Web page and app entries
● ● ● ● ●

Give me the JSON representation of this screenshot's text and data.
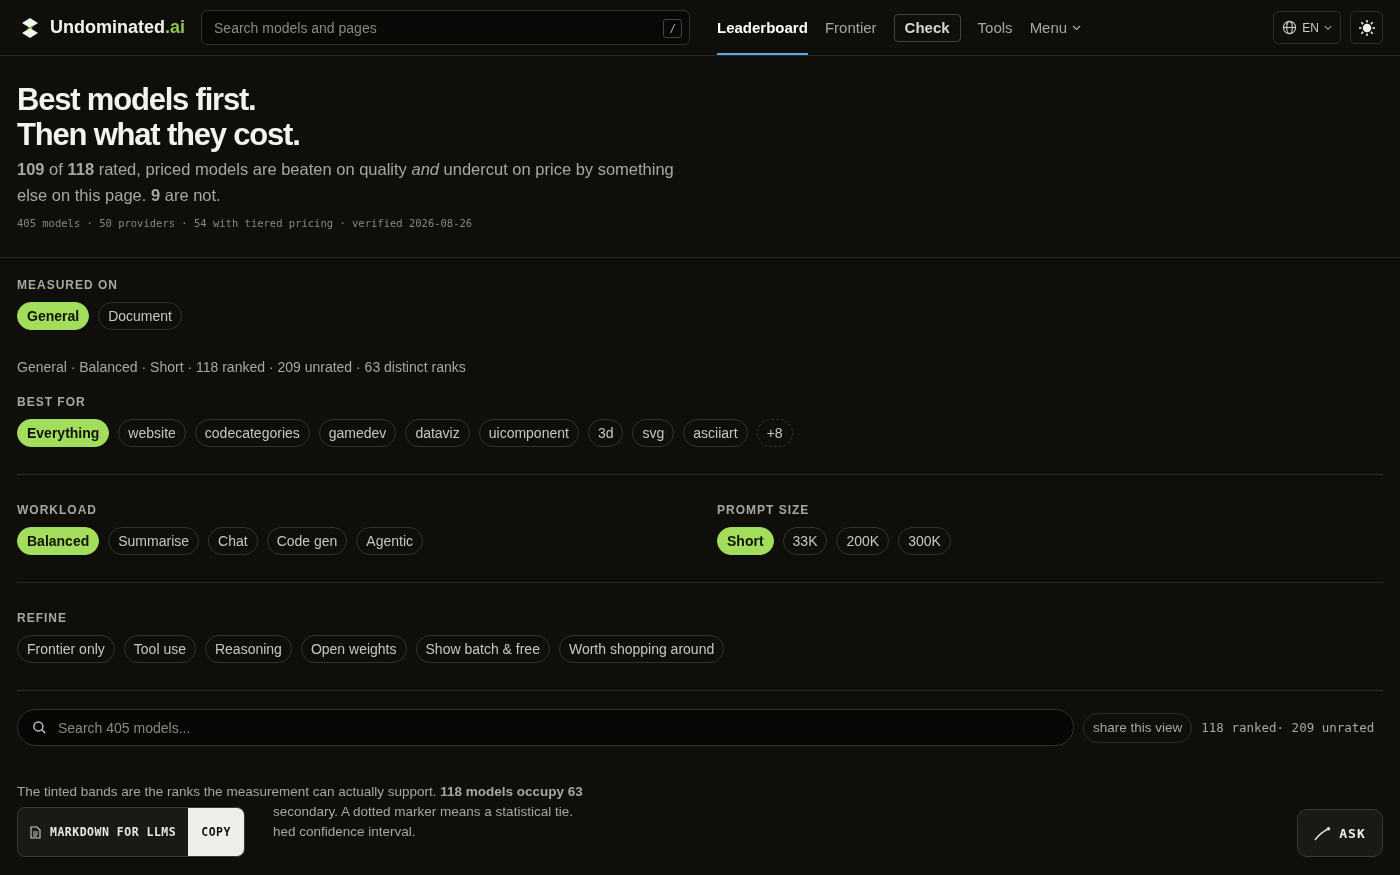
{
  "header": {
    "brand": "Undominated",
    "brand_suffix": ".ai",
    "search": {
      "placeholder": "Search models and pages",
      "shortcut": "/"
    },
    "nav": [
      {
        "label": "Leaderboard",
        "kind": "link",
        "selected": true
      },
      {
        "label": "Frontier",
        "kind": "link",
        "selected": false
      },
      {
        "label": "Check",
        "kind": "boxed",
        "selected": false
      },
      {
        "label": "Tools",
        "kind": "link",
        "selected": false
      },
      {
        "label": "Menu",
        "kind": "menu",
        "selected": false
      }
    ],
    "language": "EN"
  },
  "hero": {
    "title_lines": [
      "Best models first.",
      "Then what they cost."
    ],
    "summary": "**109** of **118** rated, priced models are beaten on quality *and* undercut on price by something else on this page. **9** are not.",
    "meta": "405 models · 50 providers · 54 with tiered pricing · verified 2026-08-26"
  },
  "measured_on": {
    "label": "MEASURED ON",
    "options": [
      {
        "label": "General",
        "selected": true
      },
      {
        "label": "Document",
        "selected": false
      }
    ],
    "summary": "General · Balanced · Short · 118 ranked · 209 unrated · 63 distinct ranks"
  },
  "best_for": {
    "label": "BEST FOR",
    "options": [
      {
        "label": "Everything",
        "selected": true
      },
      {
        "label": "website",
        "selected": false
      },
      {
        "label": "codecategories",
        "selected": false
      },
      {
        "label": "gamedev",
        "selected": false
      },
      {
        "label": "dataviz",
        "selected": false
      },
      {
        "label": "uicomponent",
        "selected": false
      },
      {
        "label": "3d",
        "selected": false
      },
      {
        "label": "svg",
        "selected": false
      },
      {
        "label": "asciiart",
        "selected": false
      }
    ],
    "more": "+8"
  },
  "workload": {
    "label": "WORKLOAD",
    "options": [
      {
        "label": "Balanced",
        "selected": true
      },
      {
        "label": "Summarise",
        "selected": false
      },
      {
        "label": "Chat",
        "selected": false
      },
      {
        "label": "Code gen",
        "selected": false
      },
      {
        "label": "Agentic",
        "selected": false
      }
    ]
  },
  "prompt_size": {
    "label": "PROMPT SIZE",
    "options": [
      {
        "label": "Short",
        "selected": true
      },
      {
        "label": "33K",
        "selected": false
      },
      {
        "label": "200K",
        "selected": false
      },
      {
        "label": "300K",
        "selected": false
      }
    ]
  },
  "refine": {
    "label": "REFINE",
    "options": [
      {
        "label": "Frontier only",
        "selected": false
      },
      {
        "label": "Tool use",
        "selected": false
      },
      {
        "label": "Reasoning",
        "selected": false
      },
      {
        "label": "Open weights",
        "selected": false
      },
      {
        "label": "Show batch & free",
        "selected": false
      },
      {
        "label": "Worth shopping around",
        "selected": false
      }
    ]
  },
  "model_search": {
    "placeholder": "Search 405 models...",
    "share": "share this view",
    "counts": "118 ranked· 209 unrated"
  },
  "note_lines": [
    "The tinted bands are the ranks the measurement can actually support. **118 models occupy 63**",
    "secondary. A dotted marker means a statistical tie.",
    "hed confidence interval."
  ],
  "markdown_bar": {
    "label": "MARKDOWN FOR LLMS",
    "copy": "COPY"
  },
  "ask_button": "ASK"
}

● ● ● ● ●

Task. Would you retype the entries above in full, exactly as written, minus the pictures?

Task response.
Give me the JSON representation of this screenshot's text and data.
{
  "header": {
    "brand": "Undominated",
    "brand_suffix": ".ai",
    "search": {
      "placeholder": "Search models and pages",
      "shortcut": "/"
    },
    "nav": [
      {
        "label": "Leaderboard",
        "kind": "link",
        "selected": true
      },
      {
        "label": "Frontier",
        "kind": "link",
        "selected": false
      },
      {
        "label": "Check",
        "kind": "boxed",
        "selected": false
      },
      {
        "label": "Tools",
        "kind": "link",
        "selected": false
      },
      {
        "label": "Menu",
        "kind": "menu",
        "selected": false
      }
    ],
    "language": "EN"
  },
  "hero": {
    "title_lines": [
      "Best models first.",
      "Then what they cost."
    ],
    "summary": "**109** of **118** rated, priced models are beaten on quality *and* undercut on price by something else on this page. **9** are not.",
    "meta": "405 models · 50 providers · 54 with tiered pricing · verified 2026-08-26"
  },
  "measured_on": {
    "label": "MEASURED ON",
    "options": [
      {
        "label": "General",
        "selected": true
      },
      {
        "label": "Document",
        "selected": false
      }
    ],
    "summary": "General · Balanced · Short · 118 ranked · 209 unrated · 63 distinct ranks"
  },
  "best_for": {
    "label": "BEST FOR",
    "options": [
      {
        "label": "Everything",
        "selected": true
      },
      {
        "label": "website",
        "selected": false
      },
      {
        "label": "codecategories",
        "selected": false
      },
      {
        "label": "gamedev",
        "selected": false
      },
      {
        "label": "dataviz",
        "selected": false
      },
      {
        "label": "uicomponent",
        "selected": false
      },
      {
        "label": "3d",
        "selected": false
      },
      {
        "label": "svg",
        "selected": false
      },
      {
        "label": "asciiart",
        "selected": false
      }
    ],
    "more": "+8"
  },
  "workload": {
    "label": "WORKLOAD",
    "options": [
      {
        "label": "Balanced",
        "selected": true
      },
      {
        "label": "Summarise",
        "selected": false
      },
      {
        "label": "Chat",
        "selected": false
      },
      {
        "label": "Code gen",
        "selected": false
      },
      {
        "label": "Agentic",
        "selected": false
      }
    ]
  },
  "prompt_size": {
    "label": "PROMPT SIZE",
    "options": [
      {
        "label": "Short",
        "selected": true
      },
      {
        "label": "33K",
        "selected": false
      },
      {
        "label": "200K",
        "selected": false
      },
      {
        "label": "300K",
        "selected": false
      }
    ]
  },
  "refine": {
    "label": "REFINE",
    "options": [
      {
        "label": "Frontier only",
        "selected": false
      },
      {
        "label": "Tool use",
        "selected": false
      },
      {
        "label": "Reasoning",
        "selected": false
      },
      {
        "label": "Open weights",
        "selected": false
      },
      {
        "label": "Show batch & free",
        "selected": false
      },
      {
        "label": "Worth shopping around",
        "selected": false
      }
    ]
  },
  "model_search": {
    "placeholder": "Search 405 models...",
    "share": "share this view",
    "counts": "118 ranked· 209 unrated"
  },
  "note_lines": [
    "The tinted bands are the ranks the measurement can actually support. **118 models occupy 63**",
    "secondary. A dotted marker means a statistical tie.",
    "hed confidence interval."
  ],
  "markdown_bar": {
    "label": "MARKDOWN FOR LLMS",
    "copy": "COPY"
  },
  "ask_button": "ASK"
}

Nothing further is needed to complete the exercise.